Website and app data records:

—————

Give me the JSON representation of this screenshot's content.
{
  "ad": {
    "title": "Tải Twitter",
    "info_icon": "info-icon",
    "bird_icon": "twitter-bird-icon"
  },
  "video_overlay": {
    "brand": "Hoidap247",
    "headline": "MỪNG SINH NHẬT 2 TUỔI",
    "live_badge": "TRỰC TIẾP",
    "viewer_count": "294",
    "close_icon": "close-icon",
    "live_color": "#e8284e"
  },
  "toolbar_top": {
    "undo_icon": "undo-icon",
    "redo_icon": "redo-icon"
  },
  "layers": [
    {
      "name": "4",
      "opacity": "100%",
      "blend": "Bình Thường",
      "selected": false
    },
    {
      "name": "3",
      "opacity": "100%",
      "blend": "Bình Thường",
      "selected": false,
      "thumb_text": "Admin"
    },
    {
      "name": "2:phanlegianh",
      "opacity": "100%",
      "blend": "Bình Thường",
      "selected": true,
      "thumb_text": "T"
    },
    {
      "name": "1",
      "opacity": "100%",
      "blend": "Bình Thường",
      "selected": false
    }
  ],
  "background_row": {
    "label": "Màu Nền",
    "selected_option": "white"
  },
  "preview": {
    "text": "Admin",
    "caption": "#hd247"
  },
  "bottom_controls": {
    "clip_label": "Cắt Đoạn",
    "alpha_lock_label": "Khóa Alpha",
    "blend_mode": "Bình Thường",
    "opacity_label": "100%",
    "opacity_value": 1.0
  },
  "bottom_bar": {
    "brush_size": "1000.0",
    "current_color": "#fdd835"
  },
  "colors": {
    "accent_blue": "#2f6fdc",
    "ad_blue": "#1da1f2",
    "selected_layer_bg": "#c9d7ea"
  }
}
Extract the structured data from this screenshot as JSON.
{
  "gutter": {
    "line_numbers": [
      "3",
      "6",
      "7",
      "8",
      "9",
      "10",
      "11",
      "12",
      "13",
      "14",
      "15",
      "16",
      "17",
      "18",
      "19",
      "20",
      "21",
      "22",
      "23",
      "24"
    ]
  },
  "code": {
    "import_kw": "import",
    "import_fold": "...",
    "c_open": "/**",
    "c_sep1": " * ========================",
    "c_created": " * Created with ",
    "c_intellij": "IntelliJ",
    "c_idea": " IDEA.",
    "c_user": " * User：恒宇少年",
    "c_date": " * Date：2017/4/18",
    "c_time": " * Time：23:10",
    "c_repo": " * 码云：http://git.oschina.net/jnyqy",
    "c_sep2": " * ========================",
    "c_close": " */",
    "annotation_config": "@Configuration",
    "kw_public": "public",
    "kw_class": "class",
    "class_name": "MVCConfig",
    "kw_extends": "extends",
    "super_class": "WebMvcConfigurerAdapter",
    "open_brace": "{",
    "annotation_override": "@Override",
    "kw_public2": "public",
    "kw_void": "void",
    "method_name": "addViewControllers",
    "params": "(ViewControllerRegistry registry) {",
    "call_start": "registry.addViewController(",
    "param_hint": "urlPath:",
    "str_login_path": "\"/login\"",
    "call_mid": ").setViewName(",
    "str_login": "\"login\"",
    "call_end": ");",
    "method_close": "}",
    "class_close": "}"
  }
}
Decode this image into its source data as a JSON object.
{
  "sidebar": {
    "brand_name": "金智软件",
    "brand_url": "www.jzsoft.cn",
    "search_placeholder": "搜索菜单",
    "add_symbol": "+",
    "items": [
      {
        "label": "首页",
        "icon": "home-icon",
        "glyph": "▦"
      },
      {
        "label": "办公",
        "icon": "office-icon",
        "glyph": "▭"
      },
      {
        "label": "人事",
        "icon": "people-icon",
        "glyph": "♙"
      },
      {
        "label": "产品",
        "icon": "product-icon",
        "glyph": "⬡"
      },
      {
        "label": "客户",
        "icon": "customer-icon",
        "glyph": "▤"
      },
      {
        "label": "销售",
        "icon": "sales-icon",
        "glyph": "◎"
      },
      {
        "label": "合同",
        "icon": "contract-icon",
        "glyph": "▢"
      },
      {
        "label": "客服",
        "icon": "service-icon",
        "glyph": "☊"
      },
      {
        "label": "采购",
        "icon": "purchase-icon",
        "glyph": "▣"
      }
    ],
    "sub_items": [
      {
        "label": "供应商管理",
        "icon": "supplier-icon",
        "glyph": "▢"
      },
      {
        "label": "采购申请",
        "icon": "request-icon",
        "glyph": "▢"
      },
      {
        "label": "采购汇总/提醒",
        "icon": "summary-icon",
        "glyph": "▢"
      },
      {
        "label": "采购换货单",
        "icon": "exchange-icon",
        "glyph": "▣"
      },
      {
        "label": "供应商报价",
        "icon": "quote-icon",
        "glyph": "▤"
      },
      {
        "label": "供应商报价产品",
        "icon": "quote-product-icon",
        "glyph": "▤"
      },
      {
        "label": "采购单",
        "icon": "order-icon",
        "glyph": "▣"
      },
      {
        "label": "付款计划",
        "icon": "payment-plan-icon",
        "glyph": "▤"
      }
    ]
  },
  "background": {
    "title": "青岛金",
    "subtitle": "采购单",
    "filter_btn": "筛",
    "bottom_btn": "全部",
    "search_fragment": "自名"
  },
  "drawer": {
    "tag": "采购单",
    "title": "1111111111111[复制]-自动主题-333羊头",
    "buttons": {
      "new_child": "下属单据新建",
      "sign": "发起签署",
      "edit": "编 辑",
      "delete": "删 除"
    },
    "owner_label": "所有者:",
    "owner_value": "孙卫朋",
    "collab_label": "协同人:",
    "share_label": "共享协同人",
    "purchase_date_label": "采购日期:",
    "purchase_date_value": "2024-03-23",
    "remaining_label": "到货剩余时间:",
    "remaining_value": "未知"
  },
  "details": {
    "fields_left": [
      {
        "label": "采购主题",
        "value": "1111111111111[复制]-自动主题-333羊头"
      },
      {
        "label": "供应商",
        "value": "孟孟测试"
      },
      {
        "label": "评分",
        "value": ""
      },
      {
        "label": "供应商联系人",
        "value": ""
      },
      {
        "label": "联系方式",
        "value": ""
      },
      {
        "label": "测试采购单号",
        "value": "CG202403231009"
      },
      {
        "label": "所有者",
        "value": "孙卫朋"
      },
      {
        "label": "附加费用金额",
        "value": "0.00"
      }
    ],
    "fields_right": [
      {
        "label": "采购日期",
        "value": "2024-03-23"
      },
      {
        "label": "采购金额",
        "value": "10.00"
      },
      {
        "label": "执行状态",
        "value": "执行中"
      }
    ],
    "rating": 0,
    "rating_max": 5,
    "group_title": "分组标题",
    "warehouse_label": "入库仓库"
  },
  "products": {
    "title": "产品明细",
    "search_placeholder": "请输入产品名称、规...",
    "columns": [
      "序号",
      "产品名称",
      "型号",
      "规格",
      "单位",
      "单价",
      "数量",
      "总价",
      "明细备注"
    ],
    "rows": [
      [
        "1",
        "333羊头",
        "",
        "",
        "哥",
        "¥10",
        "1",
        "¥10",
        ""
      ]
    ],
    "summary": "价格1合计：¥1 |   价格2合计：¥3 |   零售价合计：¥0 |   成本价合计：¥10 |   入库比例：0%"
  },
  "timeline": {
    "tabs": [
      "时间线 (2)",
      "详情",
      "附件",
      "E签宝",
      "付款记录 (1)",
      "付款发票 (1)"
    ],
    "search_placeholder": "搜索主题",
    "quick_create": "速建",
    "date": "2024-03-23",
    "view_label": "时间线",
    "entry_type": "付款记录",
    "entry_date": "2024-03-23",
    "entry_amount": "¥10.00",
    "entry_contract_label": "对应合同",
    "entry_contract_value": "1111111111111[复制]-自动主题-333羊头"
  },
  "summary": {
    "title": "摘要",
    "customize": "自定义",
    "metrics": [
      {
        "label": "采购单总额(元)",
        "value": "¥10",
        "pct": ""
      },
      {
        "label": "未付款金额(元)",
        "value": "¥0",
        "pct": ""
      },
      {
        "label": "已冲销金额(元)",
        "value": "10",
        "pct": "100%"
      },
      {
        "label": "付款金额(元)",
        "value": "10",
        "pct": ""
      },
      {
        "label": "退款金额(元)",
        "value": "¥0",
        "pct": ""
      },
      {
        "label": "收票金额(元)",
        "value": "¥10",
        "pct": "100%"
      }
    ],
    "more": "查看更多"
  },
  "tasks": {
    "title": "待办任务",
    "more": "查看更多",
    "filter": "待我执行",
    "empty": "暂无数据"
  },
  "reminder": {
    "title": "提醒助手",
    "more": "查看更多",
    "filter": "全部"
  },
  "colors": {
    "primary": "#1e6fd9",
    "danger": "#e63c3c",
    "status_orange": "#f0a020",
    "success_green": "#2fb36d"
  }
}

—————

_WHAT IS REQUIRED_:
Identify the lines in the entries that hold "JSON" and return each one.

_RESULT_:
Give me the JSON representation of this screenshot's content.
Extract the structured data from this screenshot as JSON.
Decode this image into its source data as a JSON object.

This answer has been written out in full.